Many of the details regarding Sampson’s activities during and after World War II remain sealed under Canada’s Official Secrets Act and Security of Information Act. Sampson pursued his liberation related responsibilities for the rest of his military career as commanding military attaché in Argentina (1948) and Paris (1951), until his retirement in 1955.[10] On January 29, 1947 Sampson was presented with Order of the British Empire for outstanding service as Commanding Officer of the Base Station in No.61 (RCAF) Base and, later, the Base Station at No.64 (RCAF) Base, “as largely responsible for the very enviable record shown by both of these stations under his command”.[9] On September 12, 1947, Sampson was awarded Croix de Guerre with Silver Star (France) for gallantry in action against an enemy.[9]

References[edit]

  1. ^ U.S. Army, U.S. Forces, European Theater, Historical Division: Records, 1941-1946. http://www.fold3.com/document/291148582/
  2. ^ Vance, Jonathan, F. Objects of Concern.
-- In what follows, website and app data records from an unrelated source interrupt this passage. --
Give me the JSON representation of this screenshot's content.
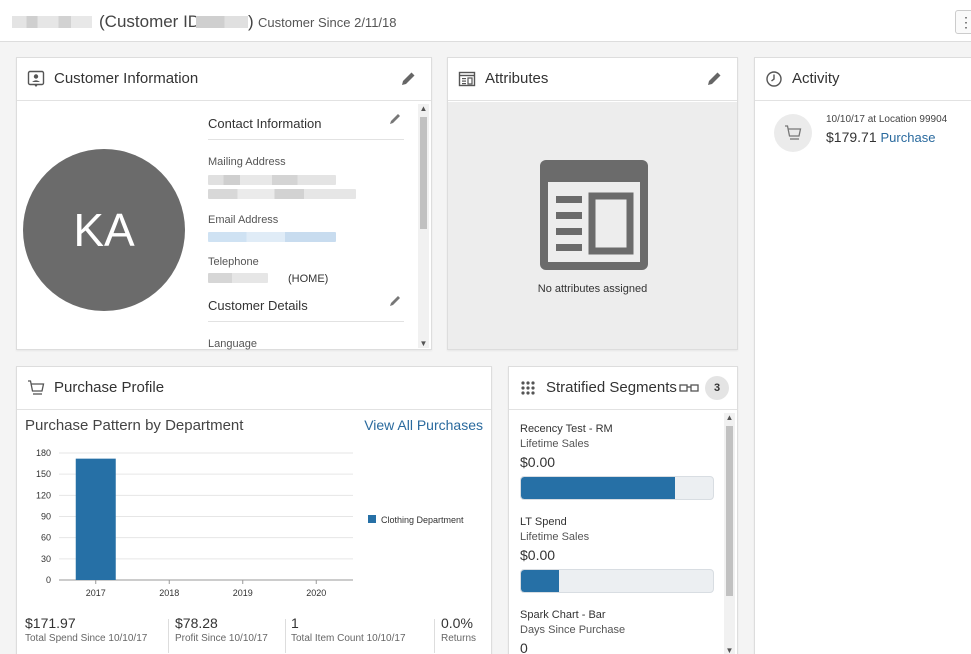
{
  "header": {
    "customer_id_prefix": "(Customer ID",
    "customer_id_suffix": ")",
    "customer_since": "Customer Since 2/11/18",
    "menu_icon": "kebab-icon"
  },
  "customer_information": {
    "title": "Customer Information",
    "avatar_initials": "KA",
    "contact_title": "Contact Information",
    "mailing_label": "Mailing Address",
    "email_label": "Email Address",
    "telephone_label": "Telephone",
    "telephone_type": "(HOME)",
    "details_title": "Customer Details",
    "language_label": "Language"
  },
  "attributes": {
    "title": "Attributes",
    "empty_text": "No attributes assigned"
  },
  "activity": {
    "title": "Activity",
    "items": [
      {
        "date_location": "10/10/17 at Location 99904",
        "amount": "$179.71",
        "type": "Purchase"
      }
    ]
  },
  "purchase_profile": {
    "title": "Purchase Profile",
    "subtitle": "Purchase Pattern by Department",
    "view_all": "View All Purchases",
    "stats": [
      {
        "value": "$171.97",
        "label": "Total Spend Since 10/10/17"
      },
      {
        "value": "$78.28",
        "label": "Profit Since 10/10/17"
      },
      {
        "value": "1",
        "label": "Total Item Count 10/10/17"
      },
      {
        "value": "0.0%",
        "label": "Returns"
      }
    ]
  },
  "chart_data": {
    "type": "bar",
    "categories": [
      "2017",
      "2018",
      "2019",
      "2020"
    ],
    "series": [
      {
        "name": "Clothing Department",
        "values": [
          172,
          0,
          0,
          0
        ]
      }
    ],
    "yticks": [
      "0",
      "30",
      "60",
      "90",
      "120",
      "150",
      "180"
    ],
    "ylim": [
      0,
      180
    ],
    "grid": true,
    "legend": "right",
    "color": "#2670a6"
  },
  "stratified_segments": {
    "title": "Stratified Segments",
    "count": "3",
    "segments": [
      {
        "name": "Recency Test - RM",
        "metric": "Lifetime Sales",
        "value": "$0.00",
        "fill": 0.8
      },
      {
        "name": "LT Spend",
        "metric": "Lifetime Sales",
        "value": "$0.00",
        "fill": 0.2
      },
      {
        "name": "Spark Chart - Bar",
        "metric": "Days Since Purchase",
        "value": "0",
        "fill": null
      }
    ]
  }
}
Canadian Prisoners of War Through the 20th Century; UBC Press, 1992.
  3. ^ Ottawa Citizen, February 8th 1939; “Down Ampney Base Crews Stay Off Job”. Air Force Association of Canada. http://airforce.ca/awards.php?search=1&keyword=&page=658&mem=&type=rcaf
  4. ^ Ottawa Citizen, February 8th 1939; “Down Ampney Base Crews Stay Off Job”.
  5. ^ See 6 Group Bomber Command: http://www.6grouprcaf.com/.
  6. ^ See 6 Group Bomber Command: http://www.6grouprcaf.com/. Air Force Association of Canada. http://airforce.ca/awards.php?
  7. ^ Royal Air Force. http://www.raf.mod.uk/history/bombercommandno6group.cfm; http://www.richthistle.com/aviation-articles-mainmenu-41/60-rcaf-6-group-halifax-bomber-ww2.
  8. ^ Arms, Men and Governments, The War Policies of Canada 1939-1945, by C.P. Stacey; Ottawa, 1970. Although there were over one million Canadian military personnel serving in European theatre only three were selected by Gen. Eisenhower to serve at SHAEF. The three Canadians assigned to SHAEF included Lt-Col. J.P. Page, Canadian Army; Group Captain F.A. Sampson, RCAF; Lt-Col. R.A. Harris, Canadian Army. http://www.network54.com/Forum/28173/message/1031883332/Number+of+Cdns+who+served+directly+under+SHAEF
  9. ^ a b c Air Force Association of Canada. http://airforce.ca/awards.php?search=1&keyword=&page=658&mem=&type=rcaf
  10. ^ SampsonFA